  • Plans for evaluating whether the aims and objectives have been achieved;
  • Plans for sustainability;
  • Spending breakdown of the amount requested (Matched funding is welcome and please provide details of any matched funding, if applicable);
  • A brief outline of how EDI will be embedded in the proposed project.

Application forms and letters of support must be sent to

How will we assess applications?

The funding process and selection criteria are designed to be fair, transparent, practical, and to support competitive applications.

The selection committee will include individuals with different perspectives and expertise and a commitment to equality and diversity. This may include academics, alumni, and students.

Entries will be judged on the following five assessment criteria:

  • Purpose and originality (40%): High quality applications will have considered both the purpose of the collaborative project, including the aims and objectives, as well as the social impact/participants, and have used this to inform the way in which the project is co-developed. The purpose should clearly align with one or more of the five SR and civic engagement goals (social inclusion, prosperous communities, better health, cultural engagement, and environmental sustainability) and clearly state the desired outcomes. We are interested in innovative and creative ways of partnerships working towards a common goal or project that shows originality. Plans and potential for student engagement in the project are encouraged and should also be indicated.
  • Quality and mutual benefit of partnership (20%): Assessors will review the quality and feasibility of the co-production approach and the way in which the applicants will work together. Core to a high-quality application is the idea of mutual benefit. We would expect that the projects involve benefits for all partners involved, as well as clear external social benefit that aligns with one or more of the University’s Social Responsibility goals of social inclusion, prosperous communities, better health, cultural engagement and/or environmental sustainability. Plans and potential for student engagement in the project are encouraged and should also be indicated.
  • Sustainability (20%): Assessors will consider if you have planned for sustainability. This includes thinking about how you will sustain the partnership and collaboration beyond the expiration of the funding provision. The potential for developing new partnerships and/or deepening collaborative relationships should be indicated.
  • Measuring the social impact (10%): High quality applications include clearly defined aims and objectives for social impact and a statement of how the activity will be evaluated and how success will be measured.
  • Project costs (10%): Assessors will review whether the cost of the activity is reasonable, comprehensive and accurate, and whether there is a sound rationale for the costings in line with the intended deliverables.

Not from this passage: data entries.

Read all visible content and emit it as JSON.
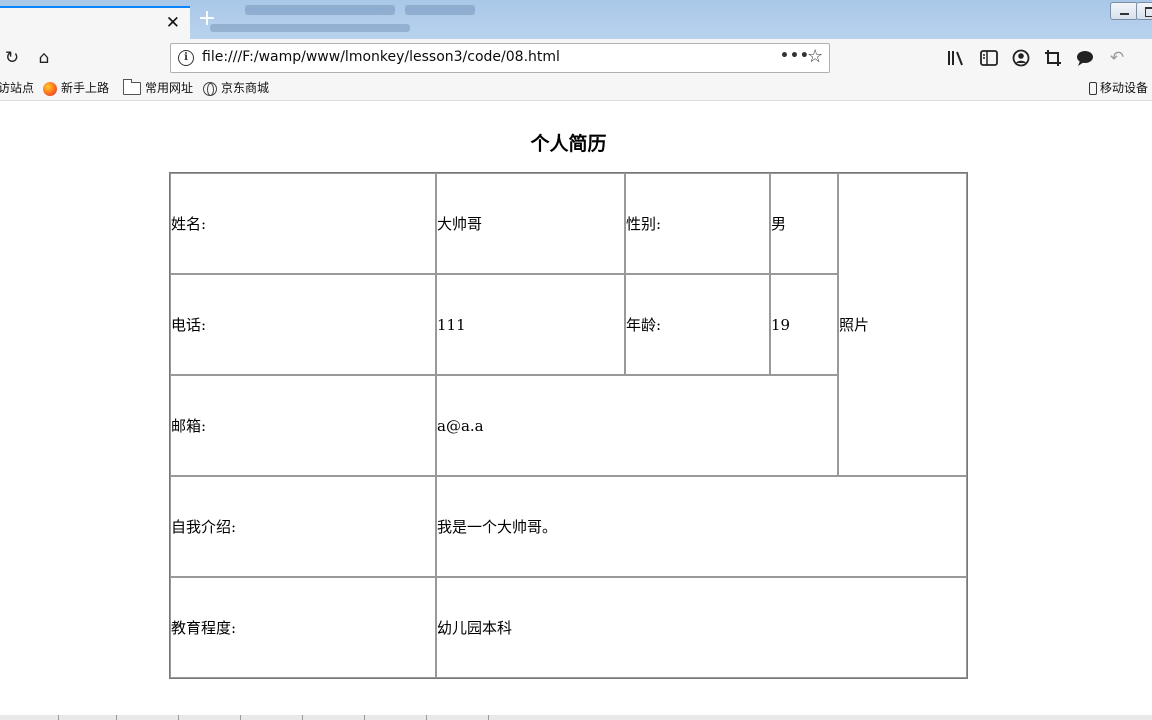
{
  "browser": {
    "tab_close_glyph": "✕",
    "new_tab_glyph": "+",
    "url": "file:///F:/wamp/www/lmonkey/lesson3/code/08.html",
    "url_more_glyph": "•••",
    "url_star_glyph": "☆",
    "info_glyph": "i",
    "reload_glyph": "↻",
    "home_glyph": "⌂",
    "undo_glyph": "↶"
  },
  "bookmarks": {
    "items": [
      {
        "label": "访站点",
        "icon": "none"
      },
      {
        "label": "新手上路",
        "icon": "firefox-icon"
      },
      {
        "label": "常用网址",
        "icon": "folder-icon"
      },
      {
        "label": "京东商城",
        "icon": "globe-icon"
      }
    ],
    "mobile_label": "移动设备"
  },
  "page": {
    "title": "个人简历",
    "rows": {
      "name_label": "姓名:",
      "name_value": "大帅哥",
      "gender_label": "性别:",
      "gender_value": "男",
      "photo": "照片",
      "phone_label": "电话:",
      "phone_value": "111",
      "age_label": "年龄:",
      "age_value": "19",
      "email_label": "邮箱:",
      "email_value": "a@a.a",
      "intro_label": "自我介绍:",
      "intro_value": "我是一个大帅哥。",
      "edu_label": "教育程度:",
      "edu_value": "幼儿园本科"
    }
  },
  "colors": {
    "tab_accent": "#0a84ff",
    "titlebar": "#b9d3ee",
    "toolbar": "#f6f6f7",
    "table_border": "#999999"
  }
}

What sort of costs can be claimed from the Fund?

  • Eligible costs include (but are not restricted to): reimbursement for the time that the community partner puts into the project; paying students a living wage to work on the project, travel and accommodation (for all partners involved), venue hire and hospitality, publicity, and dissemination.

Academic leads cannot unfortunately claim reimbursement for their time spent on the project.

What are the benefits of the Fund for partners involved?

  • This Fund brings a unique opportunity to build on, strengthen and recognise the role of community-academic partnerships in shaping and developing research and teaching agendas, co-creating research and teaching impact, and co-developing knowledge exchange activities.
  • Successful projects will receive support from the External Relations Team of the School in organising and promoting events and disseminating their findings.
  • The community partner(s) will be recognised as an honorary partner of the School. The lead applicant community partner can request to be issued with a university card for the duration of the project and will have access to hot desking facilities across campus. They will be encouraged to become part of the social and intellectual life of the School, and will be supported in disseminating and showcasing the project at the Festival of Social Sciences, and/or other relevant SR activities across the University.